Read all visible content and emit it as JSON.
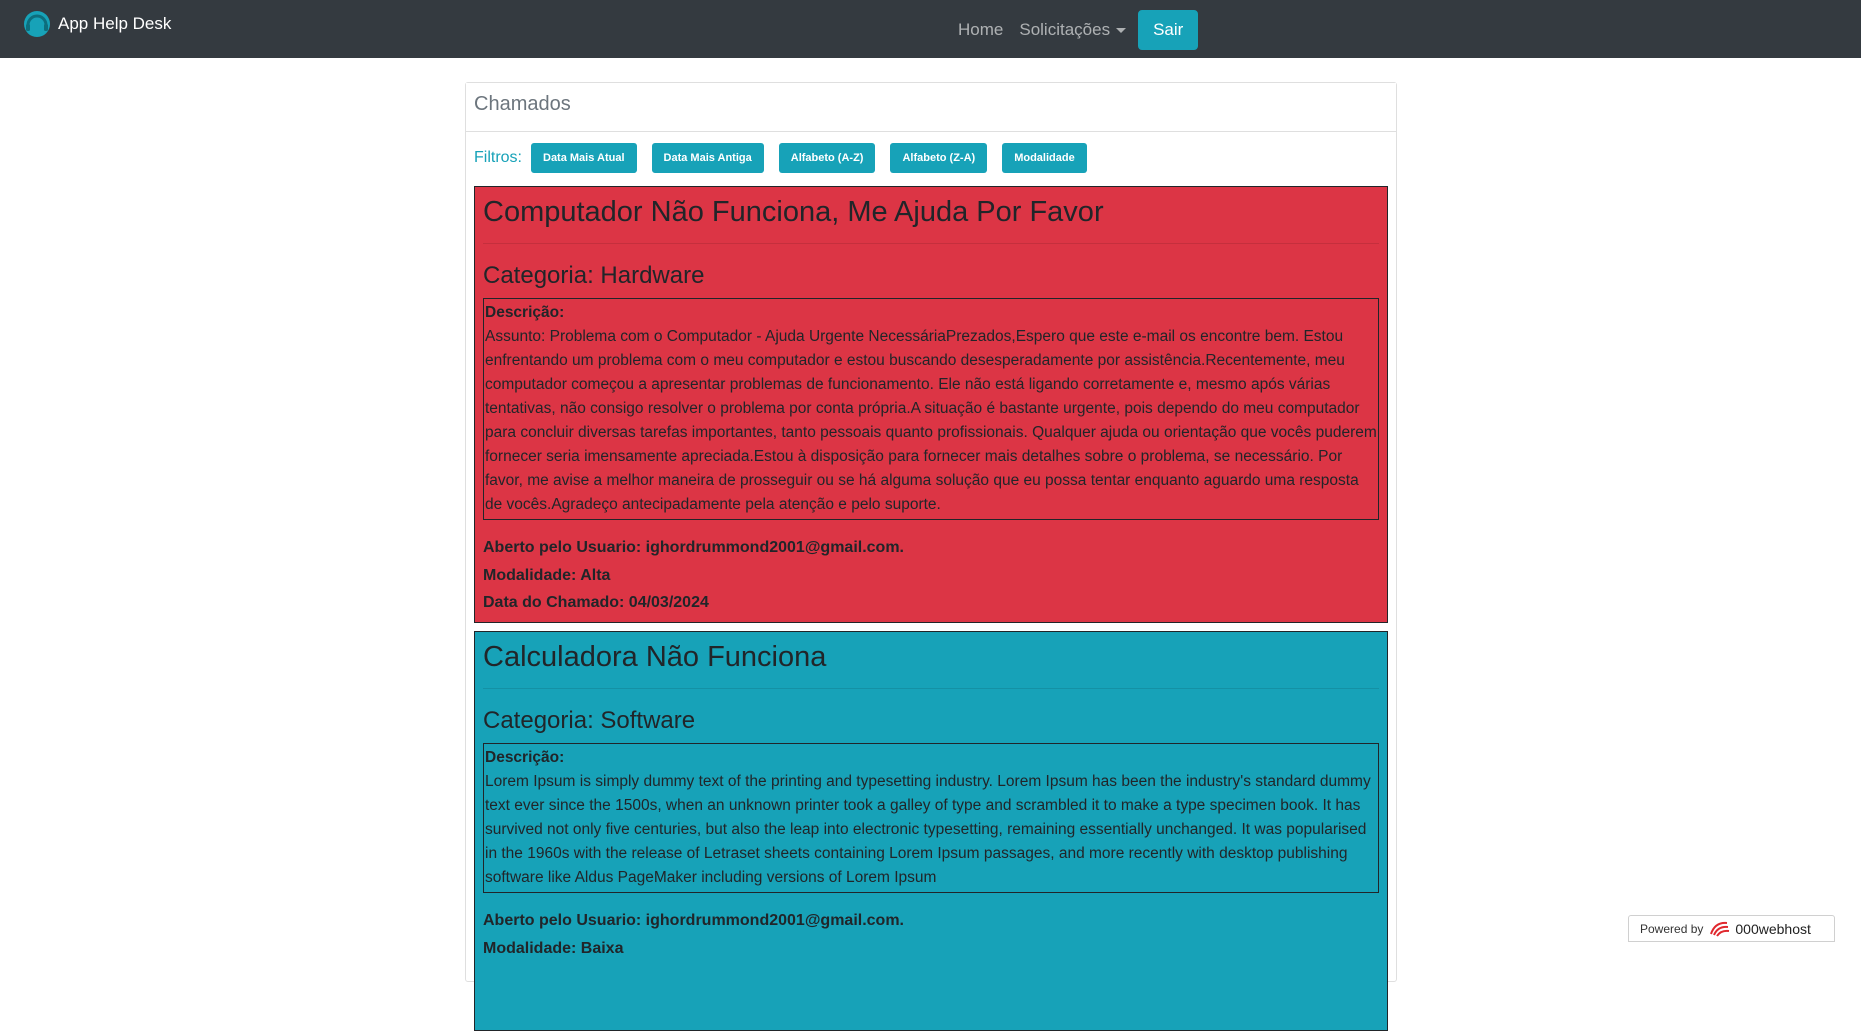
{
  "navbar": {
    "brand": "App Help Desk",
    "home": "Home",
    "solicitacoes": "Solicitações",
    "sair": "Sair"
  },
  "card": {
    "header": "Chamados",
    "filters_label": "Filtros:",
    "filters": [
      "Data Mais Atual",
      "Data Mais Antiga",
      "Alfabeto (A-Z)",
      "Alfabeto (Z-A)",
      "Modalidade"
    ]
  },
  "tickets": [
    {
      "title": "Computador Não Funciona, Me Ajuda Por Favor",
      "categoria": "Categoria: Hardware",
      "descricao_label": "Descrição:",
      "descricao": "Assunto: Problema com o Computador - Ajuda Urgente NecessáriaPrezados,Espero que este e-mail os encontre bem. Estou enfrentando um problema com o meu computador e estou buscando desesperadamente por assistência.Recentemente, meu computador começou a apresentar problemas de funcionamento. Ele não está ligando corretamente e, mesmo após várias tentativas, não consigo resolver o problema por conta própria.A situação é bastante urgente, pois dependo do meu computador para concluir diversas tarefas importantes, tanto pessoais quanto profissionais. Qualquer ajuda ou orientação que vocês puderem fornecer seria imensamente apreciada.Estou à disposição para fornecer mais detalhes sobre o problema, se necessário. Por favor, me avise a melhor maneira de prosseguir ou se há alguma solução que eu possa tentar enquanto aguardo uma resposta de vocês.Agradeço antecipadamente pela atenção e pelo suporte.",
      "aberto": "Aberto pelo Usuario: ighordrummond2001@gmail.com.",
      "modalidade": "Modalidade: Alta",
      "data": "Data do Chamado: 04/03/2024",
      "color": "#dc3545"
    },
    {
      "title": "Calculadora Não Funciona",
      "categoria": "Categoria: Software",
      "descricao_label": "Descrição:",
      "descricao": "Lorem Ipsum is simply dummy text of the printing and typesetting industry. Lorem Ipsum has been the industry's standard dummy text ever since the 1500s, when an unknown printer took a galley of type and scrambled it to make a type specimen book. It has survived not only five centuries, but also the leap into electronic typesetting, remaining essentially unchanged. It was popularised in the 1960s with the release of Letraset sheets containing Lorem Ipsum passages, and more recently with desktop publishing software like Aldus PageMaker including versions of Lorem Ipsum",
      "aberto": "Aberto pelo Usuario: ighordrummond2001@gmail.com.",
      "modalidade": "Modalidade: Baixa",
      "color": "#17a2b8"
    }
  ],
  "powered": {
    "label": "Powered by",
    "host": "000webhost"
  }
}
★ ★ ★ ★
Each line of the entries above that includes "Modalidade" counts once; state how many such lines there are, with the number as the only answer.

3